I kinda need a strap for this thing.
I've been thinking about, ruminating on, and saving money off and on towards a medium format kit for almost a year. I'd settled on the Hasselblad V system, but was thinking I'd need to start piecing the kit together over a few months while I hunted for just the right parts.
I was looking through my Twitter feed yesterday and saw that a local photographer I follow was selling this kit for a very reasonable price. I went and took a look and made the decision pretty quickly. Like a lot of older cameras (This body was made in 1972 and the back is from 1975.) there's a little maintenance needed before shooting.
Luckily these cameras are really solid mechanically and made to be easily maintained. One of the coolest things about the V system is that you can literally take off all the parts and the body at the middle is just a box. That means you can switch between viewfinders, backs and lenses easily and you just need a good solid body to get started. I've got a couple lenses, but will probably sell one of them as I'm hoping to settle on a one lens kit.

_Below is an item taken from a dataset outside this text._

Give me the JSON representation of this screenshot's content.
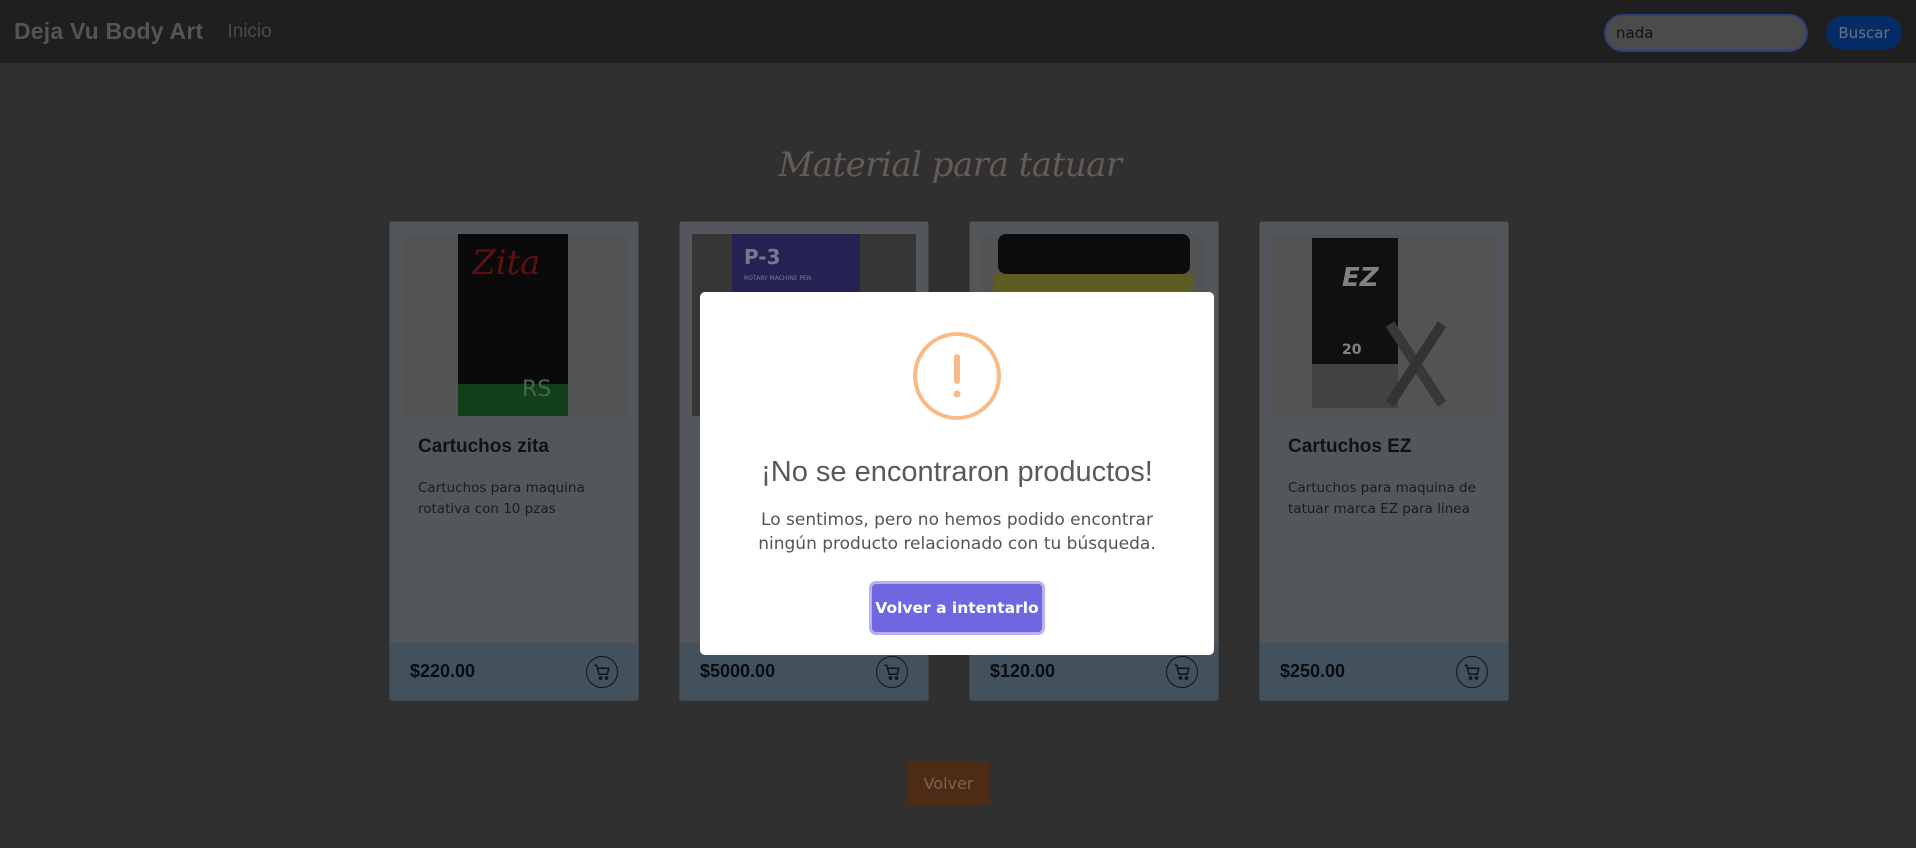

There's a light trap repair kit on the way and I'm hoping to put the first roll through it this weekend. So, there should be photos to show off in a few weeks.
I spent some time in the store inspecting these two beautiful cameras. The one on the right is the Hasselblad 500C. The one on the left is a Leica M3.
Thanks to Peter for the Hasselblad overview and tutorial. Need to start saving up...
I just picked up a fantastic new piece of gear this past week. The Olympus OM line was introduced in the early 70's and set the bar for compact 35mm SLRs. It has a large selection of lenses available and this one came with a 28mm f/3.5 and a 50mm f/1.8 thanks to Tim Taylor.
It's about the same size as my NEX 7 and fits into my larger camera bag with my digital rig.
I've got my first roll of Kodak Ektar 100 color film on board and plan to post some images as soon as they're developed.
I just finished shooting a roll on the Yashica TL super that I mentioned a few weeks ago and will post those soon too. I enjoyed shooting film, but that camera was a little unwieldy because of it's size and weight.
The best part is that the cost to get started with a kit like this is close to $100.
I spent time shooting film before, but I never really knew what I was doing. Shooting with a completely manual camera like this makes you think, and it really makes you consider each shot. It's not going to replace digital for me, but it sure is a good exercise.